After hatching, a baby marine iguana
emerges from the sand alone.
Others have died in the embrace of waiting racer snakes
their spines and skulls lay exposed to the sun
after the snakes have moved on.
The marine iguana is born into a world of peril.
Exposure to childhood adversity has a negative effect on brain development.
Its dinosaur eyes cannot see the shore
but something drives the lizard out and
carefully he makes his way over the rocky sand.
But the snakes are waiting, their heads raised at attention
countless numbers of them—the stuff nightmares are made of—
and then they strike.
In some Kentucky schools, 90% of the student population lives in poverty.
The iguana runs as fast as it can
its long, clawed fingers flying over the sand.
But the racer snakes are fast and there are so many.
They strike. Three of them coil the long muscles of their bodies around him.
He struggles, but they are so strong.
The iguana moves a fraction of an inch as the snakes start to squeeze.
Some educators have acknowledged an increasing need for training in trauma-informed care.
Miraculously, he slides from their grip
and takes off toward the sea as they lay in a knot.
But still there are more and they strike
one after another after another

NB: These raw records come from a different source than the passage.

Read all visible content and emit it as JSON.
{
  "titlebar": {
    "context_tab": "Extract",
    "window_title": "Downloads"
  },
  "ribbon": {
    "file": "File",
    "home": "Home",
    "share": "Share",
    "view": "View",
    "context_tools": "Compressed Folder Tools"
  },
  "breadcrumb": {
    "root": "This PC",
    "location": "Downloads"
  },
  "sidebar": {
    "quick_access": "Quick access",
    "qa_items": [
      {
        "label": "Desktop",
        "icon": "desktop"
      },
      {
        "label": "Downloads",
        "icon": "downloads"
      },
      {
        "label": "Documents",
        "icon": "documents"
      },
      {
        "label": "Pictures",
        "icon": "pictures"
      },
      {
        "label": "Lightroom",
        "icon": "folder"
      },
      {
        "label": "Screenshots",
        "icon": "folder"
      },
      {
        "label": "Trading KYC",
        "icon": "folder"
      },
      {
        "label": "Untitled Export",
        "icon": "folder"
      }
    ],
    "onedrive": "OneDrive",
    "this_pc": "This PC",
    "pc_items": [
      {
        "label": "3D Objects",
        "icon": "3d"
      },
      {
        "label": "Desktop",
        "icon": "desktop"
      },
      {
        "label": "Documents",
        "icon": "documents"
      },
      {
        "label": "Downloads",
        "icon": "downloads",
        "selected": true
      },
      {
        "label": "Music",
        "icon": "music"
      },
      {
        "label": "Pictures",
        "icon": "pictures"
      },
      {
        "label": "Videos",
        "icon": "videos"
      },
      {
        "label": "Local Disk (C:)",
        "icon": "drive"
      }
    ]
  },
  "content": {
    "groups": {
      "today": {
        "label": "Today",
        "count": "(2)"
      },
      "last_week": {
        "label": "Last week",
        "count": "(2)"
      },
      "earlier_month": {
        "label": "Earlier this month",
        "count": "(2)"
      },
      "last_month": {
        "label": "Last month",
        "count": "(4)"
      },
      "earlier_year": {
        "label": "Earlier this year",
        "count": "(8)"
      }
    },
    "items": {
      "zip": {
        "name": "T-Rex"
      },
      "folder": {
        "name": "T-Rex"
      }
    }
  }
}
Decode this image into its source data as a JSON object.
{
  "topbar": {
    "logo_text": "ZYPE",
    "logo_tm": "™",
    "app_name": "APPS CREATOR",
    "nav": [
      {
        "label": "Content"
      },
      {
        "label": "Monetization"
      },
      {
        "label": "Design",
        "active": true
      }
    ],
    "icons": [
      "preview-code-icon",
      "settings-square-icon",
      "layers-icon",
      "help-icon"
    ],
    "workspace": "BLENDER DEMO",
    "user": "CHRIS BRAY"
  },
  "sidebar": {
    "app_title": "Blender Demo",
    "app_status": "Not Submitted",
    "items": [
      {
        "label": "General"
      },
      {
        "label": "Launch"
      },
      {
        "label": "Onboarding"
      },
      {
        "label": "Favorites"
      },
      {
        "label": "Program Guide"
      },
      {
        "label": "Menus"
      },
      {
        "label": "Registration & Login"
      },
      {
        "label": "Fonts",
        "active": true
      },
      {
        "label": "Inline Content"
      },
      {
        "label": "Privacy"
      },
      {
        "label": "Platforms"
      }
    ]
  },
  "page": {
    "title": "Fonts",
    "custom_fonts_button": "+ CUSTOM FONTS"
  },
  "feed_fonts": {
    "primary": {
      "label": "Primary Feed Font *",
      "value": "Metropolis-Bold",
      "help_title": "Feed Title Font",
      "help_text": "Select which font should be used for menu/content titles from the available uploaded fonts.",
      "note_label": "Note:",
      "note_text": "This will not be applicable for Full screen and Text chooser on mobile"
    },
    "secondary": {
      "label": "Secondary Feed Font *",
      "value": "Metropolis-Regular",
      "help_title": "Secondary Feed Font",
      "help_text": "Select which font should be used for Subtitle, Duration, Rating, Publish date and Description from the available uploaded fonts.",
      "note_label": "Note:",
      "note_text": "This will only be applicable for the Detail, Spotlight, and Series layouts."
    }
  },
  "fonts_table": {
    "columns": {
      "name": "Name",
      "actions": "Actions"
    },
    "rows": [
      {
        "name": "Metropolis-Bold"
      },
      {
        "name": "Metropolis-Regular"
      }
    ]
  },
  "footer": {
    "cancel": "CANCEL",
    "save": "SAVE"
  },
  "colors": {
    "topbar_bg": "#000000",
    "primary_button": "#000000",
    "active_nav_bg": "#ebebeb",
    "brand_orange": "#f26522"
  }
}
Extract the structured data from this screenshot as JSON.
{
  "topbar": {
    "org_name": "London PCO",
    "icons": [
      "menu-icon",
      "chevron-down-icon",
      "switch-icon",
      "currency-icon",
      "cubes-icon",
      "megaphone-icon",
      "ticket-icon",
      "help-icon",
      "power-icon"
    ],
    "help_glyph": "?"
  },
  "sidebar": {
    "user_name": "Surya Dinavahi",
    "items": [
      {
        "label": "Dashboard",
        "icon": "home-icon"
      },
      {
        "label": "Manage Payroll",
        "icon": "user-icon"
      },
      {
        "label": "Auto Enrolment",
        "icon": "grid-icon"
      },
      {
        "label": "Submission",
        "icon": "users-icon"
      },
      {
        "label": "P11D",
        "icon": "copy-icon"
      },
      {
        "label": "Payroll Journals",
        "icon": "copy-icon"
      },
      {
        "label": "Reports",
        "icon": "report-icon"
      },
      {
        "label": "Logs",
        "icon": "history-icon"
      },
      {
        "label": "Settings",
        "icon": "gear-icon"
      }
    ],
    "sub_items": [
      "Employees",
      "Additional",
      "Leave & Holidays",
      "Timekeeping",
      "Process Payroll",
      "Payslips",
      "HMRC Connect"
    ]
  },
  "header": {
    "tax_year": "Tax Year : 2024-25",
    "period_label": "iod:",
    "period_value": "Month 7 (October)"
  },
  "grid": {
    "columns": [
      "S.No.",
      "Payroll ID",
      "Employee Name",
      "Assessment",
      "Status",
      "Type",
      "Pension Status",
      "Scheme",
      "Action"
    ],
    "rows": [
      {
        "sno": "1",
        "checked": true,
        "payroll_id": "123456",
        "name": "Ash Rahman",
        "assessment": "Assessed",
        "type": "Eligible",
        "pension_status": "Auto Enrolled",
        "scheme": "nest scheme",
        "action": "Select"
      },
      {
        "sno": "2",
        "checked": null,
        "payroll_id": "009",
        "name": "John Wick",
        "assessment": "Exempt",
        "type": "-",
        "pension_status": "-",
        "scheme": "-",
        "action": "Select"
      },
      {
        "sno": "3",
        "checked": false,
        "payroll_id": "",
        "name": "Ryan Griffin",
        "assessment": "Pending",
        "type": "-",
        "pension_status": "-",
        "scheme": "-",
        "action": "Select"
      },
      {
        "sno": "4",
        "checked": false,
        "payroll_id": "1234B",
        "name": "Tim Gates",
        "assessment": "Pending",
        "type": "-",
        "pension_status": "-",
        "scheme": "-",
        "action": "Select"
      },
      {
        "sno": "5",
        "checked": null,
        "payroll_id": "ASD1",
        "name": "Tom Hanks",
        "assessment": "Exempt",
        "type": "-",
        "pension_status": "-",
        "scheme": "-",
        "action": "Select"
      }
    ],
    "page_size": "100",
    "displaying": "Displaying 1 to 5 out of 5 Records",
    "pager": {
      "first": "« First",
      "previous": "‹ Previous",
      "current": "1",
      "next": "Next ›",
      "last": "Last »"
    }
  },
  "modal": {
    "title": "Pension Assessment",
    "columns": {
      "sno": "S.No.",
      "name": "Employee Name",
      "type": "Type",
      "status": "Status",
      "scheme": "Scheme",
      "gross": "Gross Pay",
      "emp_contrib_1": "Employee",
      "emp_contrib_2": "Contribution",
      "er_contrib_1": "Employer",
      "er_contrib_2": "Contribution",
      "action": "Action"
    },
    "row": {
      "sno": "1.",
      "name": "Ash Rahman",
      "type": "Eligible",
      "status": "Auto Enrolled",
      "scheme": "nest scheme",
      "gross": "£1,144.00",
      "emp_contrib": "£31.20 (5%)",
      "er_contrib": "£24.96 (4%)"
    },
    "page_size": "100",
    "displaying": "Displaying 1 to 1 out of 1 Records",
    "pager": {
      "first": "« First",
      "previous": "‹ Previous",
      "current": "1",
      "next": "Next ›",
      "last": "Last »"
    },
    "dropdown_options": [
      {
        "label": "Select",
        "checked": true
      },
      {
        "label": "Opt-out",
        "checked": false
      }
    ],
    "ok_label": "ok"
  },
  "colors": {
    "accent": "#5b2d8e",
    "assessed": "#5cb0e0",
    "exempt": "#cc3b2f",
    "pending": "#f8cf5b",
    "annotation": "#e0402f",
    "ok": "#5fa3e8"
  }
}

as the iguana scrambles up boulders.
They lunge at him, but their bodies fall heavy on the rocks below.
It is possible to reverse the damaging effects of chronic stress in children.
Finally he makes it to the sea where adult iguanas lay in the sun as the surf sprays them with saltwater.
He is one of the few that survive.